Faux-Westerners tend to give themselves away. They drive with their convertible tops down on frigid winter days. They write lyrically about night air filled with the pungent smell of (scentless) bougainvillea. And, when times get tough, they revert to their Eastern roots.
National Public Radio feels like a slightly tone-deaf interloper this week, as it kills its engaging, Culver City-based magazine, "Day to Day," and hacks its West Coast staff. This all comes just six years after the network proclaimed a deep new commitment to life on our distant shores.
I'm a big fan of NPR and its top-drawer political and cultural coverage. I don't think the bosses are making these cuts lightly. But it's probably hard to realize, from the banks of the Potomac, just how much many of us out here in the provinces will miss host Madeleine Brand and the rest of the "Day to Day" crew, who are due to sign off for the final time this Friday.
A librarian in Little Rock, Ark., joined scores of other listeners in e-mailing about how bereft she feels about the loss of the show and its "informative news features [with] plenty of 'candy' thrown in . . . interviews with famous people, funny takes on politics or current events, or just off-beat stories."
NPR announced in December that it would cut "Day to Day" and the African American-oriented "News & Notes" to save money, as it projected corporate underwriting would drop this year from $46 million to $33 million. The cancellation of the two programs and reduction of support personnel mean the loss of 39 full-time and temporary employees at the arty, airy brick-walled NPR West studios, including Brand. Nearly 30 reporters, producers and support staff will remain at the Culver City facility, along with Renee Montagne, co-host of NPR's blockbuster "Morning Edition."
A fresh look
That won't begin to fill the painful gap that will be left by the disappearance of "Day to Day," which airs locally from 9 to 10 in the morning on KPCC-FM (89.3). After more than five years, the show had spread to nearly 200 NPR member stations. It had a way of delivering both the news you needed and the features you came to understand you wanted. If you'd grown complacent about the war in Iraq, "Day to Day" jolted you back to attention with a series featuring an idealistic young Army captain. One day, Nate Rawlings told of the aftermath of a truck bombing and finding a suicide bomber's face "plastered to the side of a big round pole." Another day Rawlings gained a measure of solace at being able to keep soldiers in a house raid from waking two sleeping boys.
The show devoted considerable attention to climate change, humanizing a sometimes dreary subject with a portrait of scientist Charles Keeling. Brand and producer Deborah Clark introduced us to Keeling as not just a researcher, but as a classical pianist who proved the worldwide buildup of carbon dioxide after decades in Hawaii "gathering the wind" in glass containers.
In recent days, as it prepared to go off the air, "Day to Day" replayed some of its greatest hits, including a riveting 2004 interview of Aron Ralston, the hiker who (in what former host Alex Chadwick described as a moment of "salvation and horror") sawed off his own arm to escape from a Utah canyon where a falling boulder had pinned him.

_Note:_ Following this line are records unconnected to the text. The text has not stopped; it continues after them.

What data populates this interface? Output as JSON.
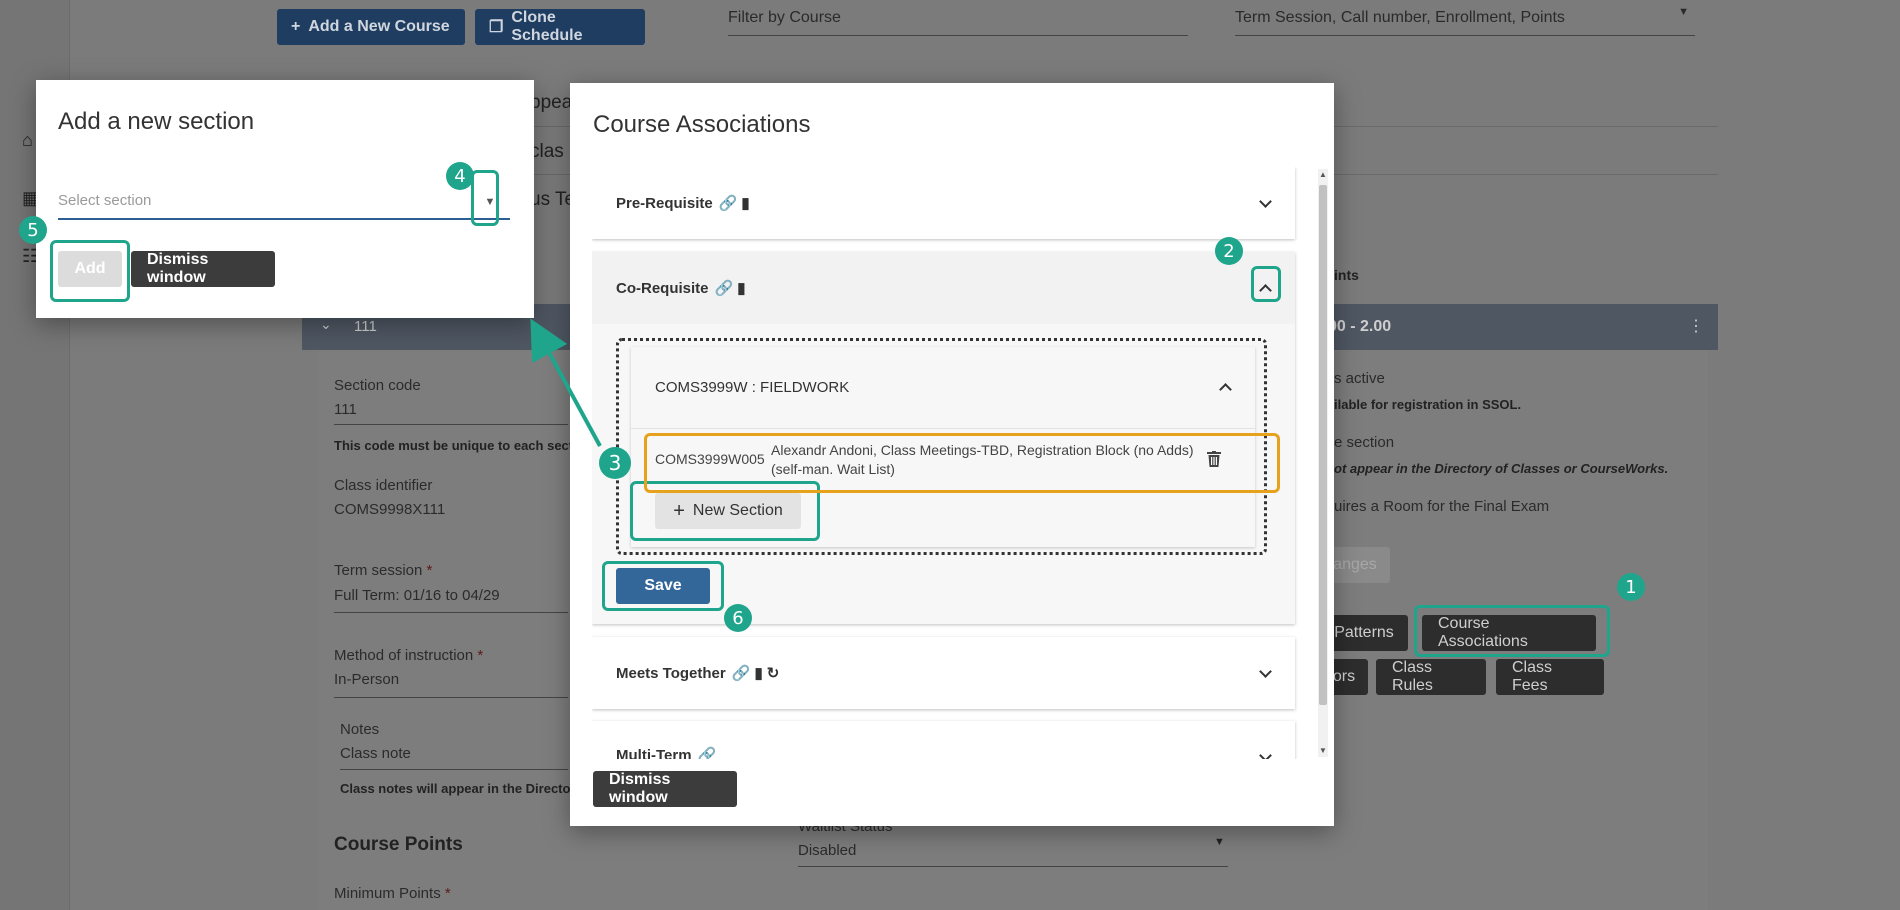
{
  "background": {
    "toolbar": {
      "add_course_label": "Add a New Course",
      "clone_schedule_label": "Clone Schedule",
      "filter_placeholder": "Filter by Course",
      "sort_value": "Term Session, Call number, Enrollment, Points"
    },
    "snippets": {
      "appear": "ppear",
      "class": "clas",
      "us_te": "us Te",
      "points_header": "ints",
      "section_number": "111",
      "points_range": "00  -  2.00"
    },
    "form": {
      "section_code_label": "Section code",
      "section_code_value": "111",
      "section_code_help": "This code must be unique to each sectio",
      "class_identifier_label": "Class identifier",
      "class_identifier_value": "COMS9998X111",
      "term_session_label": "Term session",
      "term_session_value": "Full Term: 01/16 to 04/29",
      "method_label": "Method of instruction",
      "method_value": "In-Person",
      "notes_label": "Notes",
      "notes_placeholder": "Class note",
      "notes_help": "Class notes will appear in the Directory",
      "course_points_heading": "Course Points",
      "min_points_label": "Minimum Points",
      "waitlist_label": "Waitlist Status",
      "waitlist_value": "Disabled",
      "required_mark": "*"
    },
    "right_col": {
      "active_text": "s active",
      "available_text": "ilable for registration in SSOL.",
      "section_text": "e section",
      "directory_text": "ot appear in the Directory of Classes or CourseWorks.",
      "room_text": "uires a Room for the Final Exam",
      "changes_label": "anges",
      "patterns_label": "Patterns",
      "course_assoc_label": "Course Associations",
      "ors_label": "ors",
      "class_rules_label": "Class Rules",
      "class_fees_label": "Class Fees"
    }
  },
  "add_section_modal": {
    "title": "Add a new section",
    "select_placeholder": "Select section",
    "add_label": "Add",
    "dismiss_label": "Dismiss window"
  },
  "course_assoc_modal": {
    "title": "Course Associations",
    "accordions": [
      {
        "label": "Pre-Requisite"
      },
      {
        "label": "Co-Requisite"
      },
      {
        "label": "Meets Together"
      },
      {
        "label": "Multi-Term"
      }
    ],
    "course": {
      "label": "COMS3999W : FIELDWORK",
      "section_code": "COMS3999W005",
      "section_desc": "Alexandr Andoni, Class Meetings-TBD, Registration Block (no Adds) (self-man. Wait List)"
    },
    "new_section_label": "New Section",
    "save_label": "Save",
    "dismiss_label": "Dismiss window"
  },
  "callouts": {
    "badges": [
      "1",
      "2",
      "3",
      "4",
      "5",
      "6"
    ]
  },
  "colors": {
    "accent_teal": "#1fa58b",
    "highlight_orange": "#e6a21d",
    "primary_blue": "#336699"
  }
}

"Day to Day" could throw haymakers like that. But the blows were softened by features like "The Unger Report," former "Daily Show" correspondent Brian Unger's sardonic take on subjects as diverse as Twitter and corporate rebranding.
A distinct voice
When I talked to Brand this week about the program's demise, she expressed a mixture of resignation, sadness and anger.
"It takes awhile to find your voice and we had really found our voice and now . . . " she said, pausing deliciously, as she does so often on air, "no more voice."
Out poured the infectious laugh that has become one of Brand's signatures, along with that commute-lightening voice. Whether conveying empathy, irreverence or wonder, Brand delivered a winning amalgam -- Unger calls it "journalistic sensuality."
Brand, 43, expresses frustration that the decision-makers in Washington didn't ask their Western comrades about alternatives, such as producing the show for less than its $2.5-million budget. Jeff Hansen, program director at KUOW in Seattle, questioned NPR's strategy of continuing to build its Internet presence while cutting "radio production, which is what we excel in."
Ellen Weiss, NPR's senior vice president for news, called herself a "huge fan" of "Day to Day" and said she regrets having to make any cut. But she said the network decided against across-the-board reductions that would have weakened many programs, particularly the network's signature "Morning Edition" and "All Things Considered."
With NPR's remaining stable of eight reporters in Culver City and correspondents in places including Tucson and Denver, Weiss argued that the network maintains a strong Western presence. She called the fact Montagne continues to co-host "Morning Edition" from NPR West "the biggest statement we can make to being a national program."
It seems to me the biggest statement about a commitment to the West would have been to keep nurturing "Day to Day." Now, the best hope for salvaging the program is in local hands, as Southern California Public Radio President Bill Davis has gone hunting for benefactors to air a sort of " 'Daughter of Day to Day.' " Davis, who runs KPCC, figures he would need $500,000 a year for two years.
That seems like a small price to pay for a voice that was as unpredictable and distinctive as the West.